#### Supplied information ####
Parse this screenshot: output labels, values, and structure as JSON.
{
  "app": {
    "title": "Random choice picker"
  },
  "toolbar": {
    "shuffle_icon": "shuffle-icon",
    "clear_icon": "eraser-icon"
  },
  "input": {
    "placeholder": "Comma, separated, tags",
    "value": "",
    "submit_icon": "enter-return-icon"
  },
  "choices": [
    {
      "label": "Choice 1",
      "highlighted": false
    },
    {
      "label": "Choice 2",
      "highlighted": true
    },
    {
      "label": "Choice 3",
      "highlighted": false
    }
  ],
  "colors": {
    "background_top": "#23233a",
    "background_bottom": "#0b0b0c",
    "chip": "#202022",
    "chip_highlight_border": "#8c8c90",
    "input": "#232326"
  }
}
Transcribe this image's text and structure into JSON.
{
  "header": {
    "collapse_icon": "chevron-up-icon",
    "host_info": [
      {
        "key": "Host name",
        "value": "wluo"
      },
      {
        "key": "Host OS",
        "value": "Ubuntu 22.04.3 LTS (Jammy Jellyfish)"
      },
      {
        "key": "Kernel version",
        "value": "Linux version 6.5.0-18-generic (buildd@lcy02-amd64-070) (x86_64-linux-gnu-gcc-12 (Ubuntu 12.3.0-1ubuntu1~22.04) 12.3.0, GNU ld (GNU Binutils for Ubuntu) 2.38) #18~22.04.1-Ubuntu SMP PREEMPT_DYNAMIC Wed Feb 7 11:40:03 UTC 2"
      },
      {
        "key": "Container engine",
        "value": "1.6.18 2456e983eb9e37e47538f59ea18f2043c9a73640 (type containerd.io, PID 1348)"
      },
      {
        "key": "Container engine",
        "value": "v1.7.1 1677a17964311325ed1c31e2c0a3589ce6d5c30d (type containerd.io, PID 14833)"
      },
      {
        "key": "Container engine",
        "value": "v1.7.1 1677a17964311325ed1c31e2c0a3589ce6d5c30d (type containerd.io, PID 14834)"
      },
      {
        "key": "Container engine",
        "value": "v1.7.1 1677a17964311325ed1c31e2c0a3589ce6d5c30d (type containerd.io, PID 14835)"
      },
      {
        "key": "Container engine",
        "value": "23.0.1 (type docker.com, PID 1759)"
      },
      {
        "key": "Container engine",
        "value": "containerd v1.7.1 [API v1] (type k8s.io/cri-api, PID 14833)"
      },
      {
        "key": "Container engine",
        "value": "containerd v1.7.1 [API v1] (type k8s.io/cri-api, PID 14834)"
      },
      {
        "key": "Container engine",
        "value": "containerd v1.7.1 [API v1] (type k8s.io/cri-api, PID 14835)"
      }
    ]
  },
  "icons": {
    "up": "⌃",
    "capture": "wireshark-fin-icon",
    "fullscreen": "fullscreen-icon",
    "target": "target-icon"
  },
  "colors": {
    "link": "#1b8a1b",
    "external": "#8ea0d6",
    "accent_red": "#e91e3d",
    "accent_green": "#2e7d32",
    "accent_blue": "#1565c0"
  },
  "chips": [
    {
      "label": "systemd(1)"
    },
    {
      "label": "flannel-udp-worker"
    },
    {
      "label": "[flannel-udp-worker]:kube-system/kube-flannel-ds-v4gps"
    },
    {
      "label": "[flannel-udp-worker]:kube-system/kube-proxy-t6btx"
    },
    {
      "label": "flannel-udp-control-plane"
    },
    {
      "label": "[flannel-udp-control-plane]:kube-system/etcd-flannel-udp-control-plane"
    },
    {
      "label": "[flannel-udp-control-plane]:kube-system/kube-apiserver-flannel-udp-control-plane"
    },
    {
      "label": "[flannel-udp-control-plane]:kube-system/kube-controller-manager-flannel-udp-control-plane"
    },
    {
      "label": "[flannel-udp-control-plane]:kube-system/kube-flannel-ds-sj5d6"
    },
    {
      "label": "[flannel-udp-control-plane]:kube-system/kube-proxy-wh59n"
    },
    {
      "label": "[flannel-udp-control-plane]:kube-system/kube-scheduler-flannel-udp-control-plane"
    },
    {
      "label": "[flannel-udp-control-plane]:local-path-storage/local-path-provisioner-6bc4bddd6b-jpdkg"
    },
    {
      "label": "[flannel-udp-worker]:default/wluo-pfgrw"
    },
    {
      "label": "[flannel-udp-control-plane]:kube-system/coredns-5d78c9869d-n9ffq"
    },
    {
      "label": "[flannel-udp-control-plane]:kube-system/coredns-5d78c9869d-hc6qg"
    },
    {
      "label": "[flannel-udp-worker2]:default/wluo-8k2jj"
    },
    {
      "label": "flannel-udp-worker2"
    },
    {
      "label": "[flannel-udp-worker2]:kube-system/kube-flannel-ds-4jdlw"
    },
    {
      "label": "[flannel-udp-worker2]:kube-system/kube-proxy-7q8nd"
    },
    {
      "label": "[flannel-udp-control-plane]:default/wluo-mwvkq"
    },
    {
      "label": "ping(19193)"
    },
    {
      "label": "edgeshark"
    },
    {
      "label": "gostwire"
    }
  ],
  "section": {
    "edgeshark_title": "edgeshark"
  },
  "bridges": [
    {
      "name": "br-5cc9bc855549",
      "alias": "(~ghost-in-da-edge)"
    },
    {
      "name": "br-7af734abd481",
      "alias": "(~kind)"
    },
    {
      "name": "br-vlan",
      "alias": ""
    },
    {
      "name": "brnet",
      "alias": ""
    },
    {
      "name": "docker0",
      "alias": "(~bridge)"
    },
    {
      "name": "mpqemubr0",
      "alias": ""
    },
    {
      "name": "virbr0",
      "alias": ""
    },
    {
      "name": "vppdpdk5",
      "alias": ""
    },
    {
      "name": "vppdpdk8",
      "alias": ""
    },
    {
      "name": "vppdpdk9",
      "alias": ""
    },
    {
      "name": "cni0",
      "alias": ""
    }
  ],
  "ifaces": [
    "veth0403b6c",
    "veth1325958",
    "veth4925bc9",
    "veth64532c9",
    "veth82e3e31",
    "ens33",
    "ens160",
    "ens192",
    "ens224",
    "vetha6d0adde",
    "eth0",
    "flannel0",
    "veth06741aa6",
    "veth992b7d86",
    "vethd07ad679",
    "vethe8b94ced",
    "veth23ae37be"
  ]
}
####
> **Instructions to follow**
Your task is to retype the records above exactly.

> **Task solution**
Parse this screenshot: output labels, values, and structure as JSON.
{
  "app": {
    "title": "Random choice picker"
  },
  "toolbar": {
    "shuffle_icon": "shuffle-icon",
    "clear_icon": "eraser-icon"
  },
  "input": {
    "placeholder": "Comma, separated, tags",
    "value": "",
    "submit_icon": "enter-return-icon"
  },
  "choices": [
    {
      "label": "Choice 1",
      "highlighted": false
    },
    {
      "label": "Choice 2",
      "highlighted": true
    },
    {
      "label": "Choice 3",
      "highlighted": false
    }
  ],
  "colors": {
    "background_top": "#23233a",
    "background_bottom": "#0b0b0c",
    "chip": "#202022",
    "chip_highlight_border": "#8c8c90",
    "input": "#232326"
  }
}
Transcribe this image's text and structure into JSON.
{
  "header": {
    "collapse_icon": "chevron-up-icon",
    "host_info": [
      {
        "key": "Host name",
        "value": "wluo"
      },
      {
        "key": "Host OS",
        "value": "Ubuntu 22.04.3 LTS (Jammy Jellyfish)"
      },
      {
        "key": "Kernel version",
        "value": "Linux version 6.5.0-18-generic (buildd@lcy02-amd64-070) (x86_64-linux-gnu-gcc-12 (Ubuntu 12.3.0-1ubuntu1~22.04) 12.3.0, GNU ld (GNU Binutils for Ubuntu) 2.38) #18~22.04.1-Ubuntu SMP PREEMPT_DYNAMIC Wed Feb 7 11:40:03 UTC 2"
      },
      {
        "key": "Container engine",
        "value": "1.6.18 2456e983eb9e37e47538f59ea18f2043c9a73640 (type containerd.io, PID 1348)"
      },
      {
        "key": "Container engine",
        "value": "v1.7.1 1677a17964311325ed1c31e2c0a3589ce6d5c30d (type containerd.io, PID 14833)"
      },
      {
        "key": "Container engine",
        "value": "v1.7.1 1677a17964311325ed1c31e2c0a3589ce6d5c30d (type containerd.io, PID 14834)"
      },
      {
        "key": "Container engine",
        "value": "v1.7.1 1677a17964311325ed1c31e2c0a3589ce6d5c30d (type containerd.io, PID 14835)"
      },
      {
        "key": "Container engine",
        "value": "23.0.1 (type docker.com, PID 1759)"
      },
      {
        "key": "Container engine",
        "value": "containerd v1.7.1 [API v1] (type k8s.io/cri-api, PID 14833)"
      },
      {
        "key": "Container engine",
        "value": "containerd v1.7.1 [API v1] (type k8s.io/cri-api, PID 14834)"
      },
      {
        "key": "Container engine",
        "value": "containerd v1.7.1 [API v1] (type k8s.io/cri-api, PID 14835)"
      }
    ]
  },
  "icons": {
    "up": "⌃",
    "capture": "wireshark-fin-icon",
    "fullscreen": "fullscreen-icon",
    "target": "target-icon"
  },
  "colors": {
    "link": "#1b8a1b",
    "external": "#8ea0d6",
    "accent_red": "#e91e3d",
    "accent_green": "#2e7d32",
    "accent_blue": "#1565c0"
  },
  "chips": [
    {
      "label": "systemd(1)"
    },
    {
      "label": "flannel-udp-worker"
    },
    {
      "label": "[flannel-udp-worker]:kube-system/kube-flannel-ds-v4gps"
    },
    {
      "label": "[flannel-udp-worker]:kube-system/kube-proxy-t6btx"
    },
    {
      "label": "flannel-udp-control-plane"
    },
    {
      "label": "[flannel-udp-control-plane]:kube-system/etcd-flannel-udp-control-plane"
    },
    {
      "label": "[flannel-udp-control-plane]:kube-system/kube-apiserver-flannel-udp-control-plane"
    },
    {
      "label": "[flannel-udp-control-plane]:kube-system/kube-controller-manager-flannel-udp-control-plane"
    },
    {
      "label": "[flannel-udp-control-plane]:kube-system/kube-flannel-ds-sj5d6"
    },
    {
      "label": "[flannel-udp-control-plane]:kube-system/kube-proxy-wh59n"
    },
    {
      "label": "[flannel-udp-control-plane]:kube-system/kube-scheduler-flannel-udp-control-plane"
    },
    {
      "label": "[flannel-udp-control-plane]:local-path-storage/local-path-provisioner-6bc4bddd6b-jpdkg"
    },
    {
      "label": "[flannel-udp-worker]:default/wluo-pfgrw"
    },
    {
      "label": "[flannel-udp-control-plane]:kube-system/coredns-5d78c9869d-n9ffq"
    },
    {
      "label": "[flannel-udp-control-plane]:kube-system/coredns-5d78c9869d-hc6qg"
    },
    {
      "label": "[flannel-udp-worker2]:default/wluo-8k2jj"
    },
    {
      "label": "flannel-udp-worker2"
    },
    {
      "label": "[flannel-udp-worker2]:kube-system/kube-flannel-ds-4jdlw"
    },
    {
      "label": "[flannel-udp-worker2]:kube-system/kube-proxy-7q8nd"
    },
    {
      "label": "[flannel-udp-control-plane]:default/wluo-mwvkq"
    },
    {
      "label": "ping(19193)"
    },
    {
      "label": "edgeshark"
    },
    {
      "label": "gostwire"
    }
  ],
  "section": {
    "edgeshark_title": "edgeshark"
  },
  "bridges": [
    {
      "name": "br-5cc9bc855549",
      "alias": "(~ghost-in-da-edge)"
    },
    {
      "name": "br-7af734abd481",
      "alias": "(~kind)"
    },
    {
      "name": "br-vlan",
      "alias": ""
    },
    {
      "name": "brnet",
      "alias": ""
    },
    {
      "name": "docker0",
      "alias": "(~bridge)"
    },
    {
      "name": "mpqemubr0",
      "alias": ""
    },
    {
      "name": "virbr0",
      "alias": ""
    },
    {
      "name": "vppdpdk5",
      "alias": ""
    },
    {
      "name": "vppdpdk8",
      "alias": ""
    },
    {
      "name": "vppdpdk9",
      "alias": ""
    },
    {
      "name": "cni0",
      "alias": ""
    }
  ],
  "ifaces": [
    "veth0403b6c",
    "veth1325958",
    "veth4925bc9",
    "veth64532c9",
    "veth82e3e31",
    "ens33",
    "ens160",
    "ens192",
    "ens224",
    "vetha6d0adde",
    "eth0",
    "flannel0",
    "veth06741aa6",
    "veth992b7d86",
    "vethd07ad679",
    "vethe8b94ced",
    "veth23ae37be"
  ]
}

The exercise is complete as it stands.